Start of INFORMATION PROVIDED

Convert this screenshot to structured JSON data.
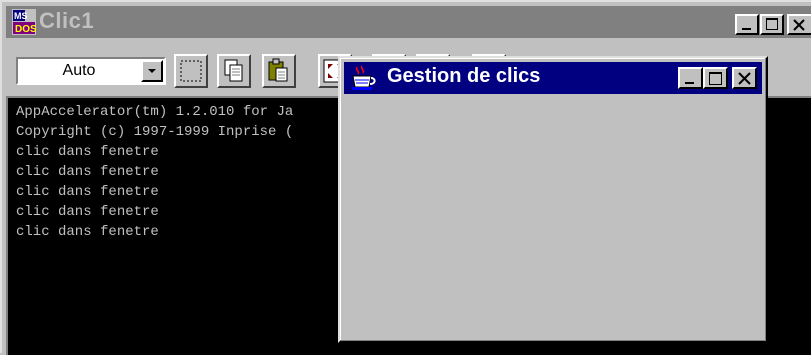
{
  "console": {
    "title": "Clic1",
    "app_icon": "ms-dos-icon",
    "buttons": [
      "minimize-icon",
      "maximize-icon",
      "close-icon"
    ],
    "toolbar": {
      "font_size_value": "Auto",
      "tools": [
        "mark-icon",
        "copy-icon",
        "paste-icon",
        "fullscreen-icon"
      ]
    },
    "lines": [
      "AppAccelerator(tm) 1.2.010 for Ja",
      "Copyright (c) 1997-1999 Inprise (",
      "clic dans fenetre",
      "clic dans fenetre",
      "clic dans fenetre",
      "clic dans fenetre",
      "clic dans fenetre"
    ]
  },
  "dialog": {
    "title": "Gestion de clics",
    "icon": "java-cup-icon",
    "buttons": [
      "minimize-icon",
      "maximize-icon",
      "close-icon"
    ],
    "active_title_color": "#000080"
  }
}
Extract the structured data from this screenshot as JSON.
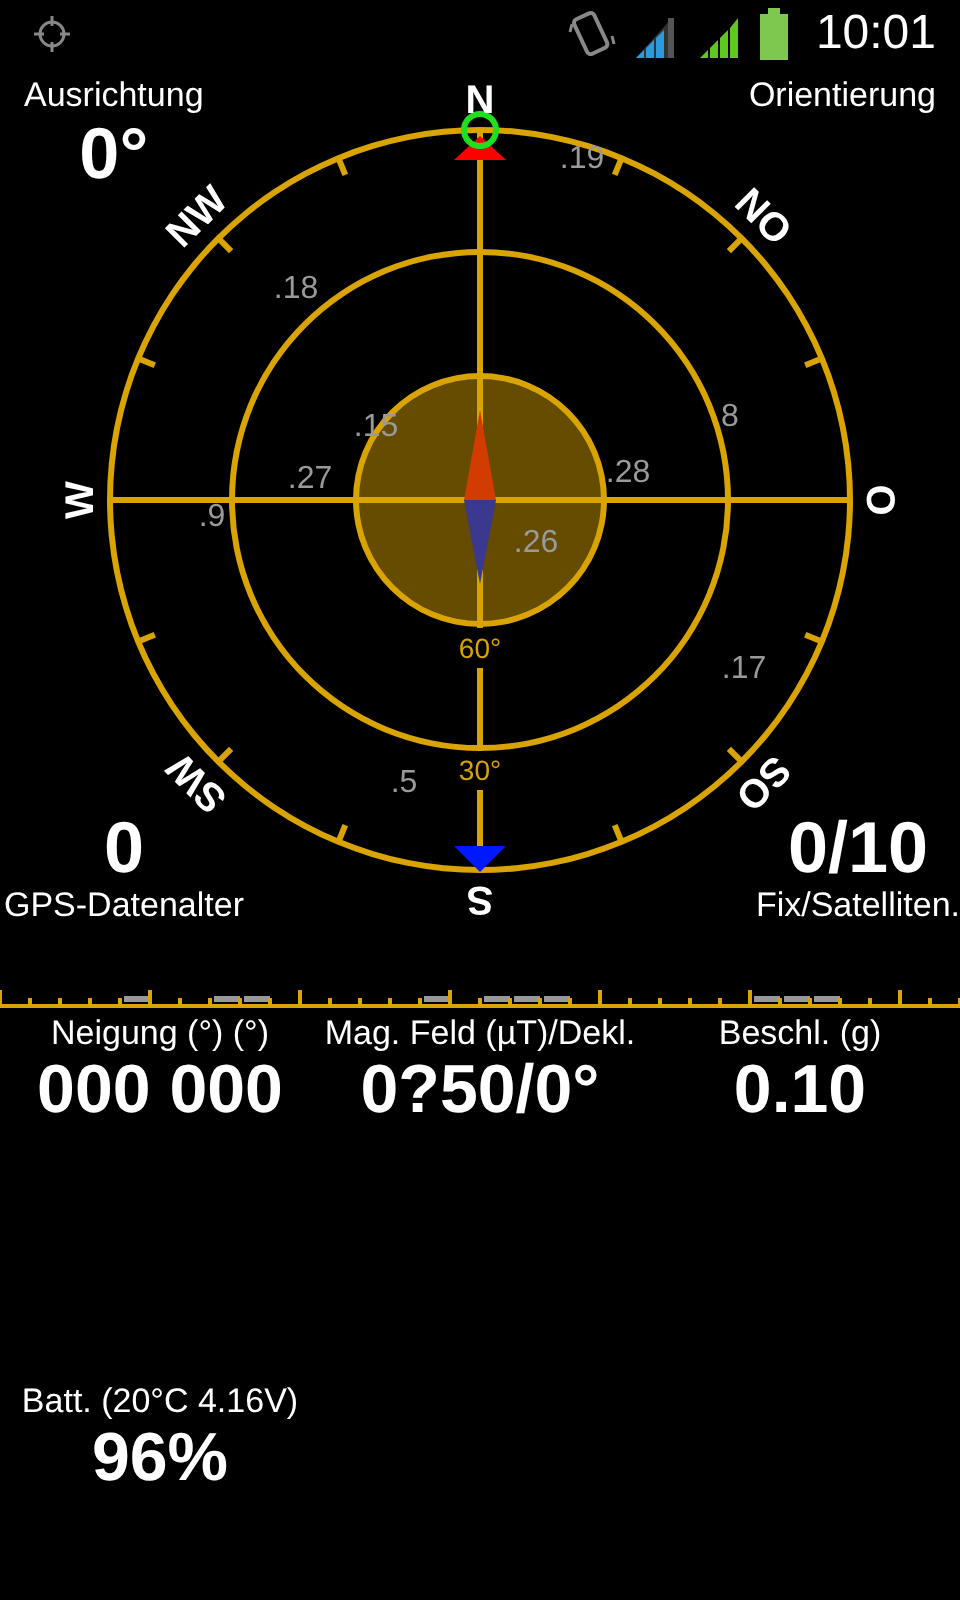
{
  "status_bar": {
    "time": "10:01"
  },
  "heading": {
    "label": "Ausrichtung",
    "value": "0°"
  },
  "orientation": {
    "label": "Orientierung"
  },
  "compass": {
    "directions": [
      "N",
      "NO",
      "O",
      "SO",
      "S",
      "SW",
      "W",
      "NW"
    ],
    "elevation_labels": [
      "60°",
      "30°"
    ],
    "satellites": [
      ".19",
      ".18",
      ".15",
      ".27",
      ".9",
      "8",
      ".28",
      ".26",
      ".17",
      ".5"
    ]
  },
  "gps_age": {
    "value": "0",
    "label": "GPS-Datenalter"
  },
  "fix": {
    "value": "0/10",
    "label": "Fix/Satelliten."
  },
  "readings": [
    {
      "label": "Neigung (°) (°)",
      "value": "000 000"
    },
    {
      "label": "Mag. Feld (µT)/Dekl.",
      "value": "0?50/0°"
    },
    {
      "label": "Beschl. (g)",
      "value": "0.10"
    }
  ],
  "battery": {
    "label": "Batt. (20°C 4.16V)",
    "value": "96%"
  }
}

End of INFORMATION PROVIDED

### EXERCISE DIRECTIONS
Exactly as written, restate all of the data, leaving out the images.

### RESULT OF THIS EXERCISE
Convert this screenshot to structured JSON data.
{
  "console": {
    "title": "Clic1",
    "app_icon": "ms-dos-icon",
    "buttons": [
      "minimize-icon",
      "maximize-icon",
      "close-icon"
    ],
    "toolbar": {
      "font_size_value": "Auto",
      "tools": [
        "mark-icon",
        "copy-icon",
        "paste-icon",
        "fullscreen-icon"
      ]
    },
    "lines": [
      "AppAccelerator(tm) 1.2.010 for Ja",
      "Copyright (c) 1997-1999 Inprise (",
      "clic dans fenetre",
      "clic dans fenetre",
      "clic dans fenetre",
      "clic dans fenetre",
      "clic dans fenetre"
    ]
  },
  "dialog": {
    "title": "Gestion de clics",
    "icon": "java-cup-icon",
    "buttons": [
      "minimize-icon",
      "maximize-icon",
      "close-icon"
    ],
    "active_title_color": "#000080"
  }
}
Extract the structured data from this screenshot as JSON.
{
  "status_bar": {
    "time": "10:01"
  },
  "heading": {
    "label": "Ausrichtung",
    "value": "0°"
  },
  "orientation": {
    "label": "Orientierung"
  },
  "compass": {
    "directions": [
      "N",
      "NO",
      "O",
      "SO",
      "S",
      "SW",
      "W",
      "NW"
    ],
    "elevation_labels": [
      "60°",
      "30°"
    ],
    "satellites": [
      ".19",
      ".18",
      ".15",
      ".27",
      ".9",
      "8",
      ".28",
      ".26",
      ".17",
      ".5"
    ]
  },
  "gps_age": {
    "value": "0",
    "label": "GPS-Datenalter"
  },
  "fix": {
    "value": "0/10",
    "label": "Fix/Satelliten."
  },
  "readings": [
    {
      "label": "Neigung (°) (°)",
      "value": "000 000"
    },
    {
      "label": "Mag. Feld (µT)/Dekl.",
      "value": "0?50/0°"
    },
    {
      "label": "Beschl. (g)",
      "value": "0.10"
    }
  ],
  "battery": {
    "label": "Batt. (20°C 4.16V)",
    "value": "96%"
  }
}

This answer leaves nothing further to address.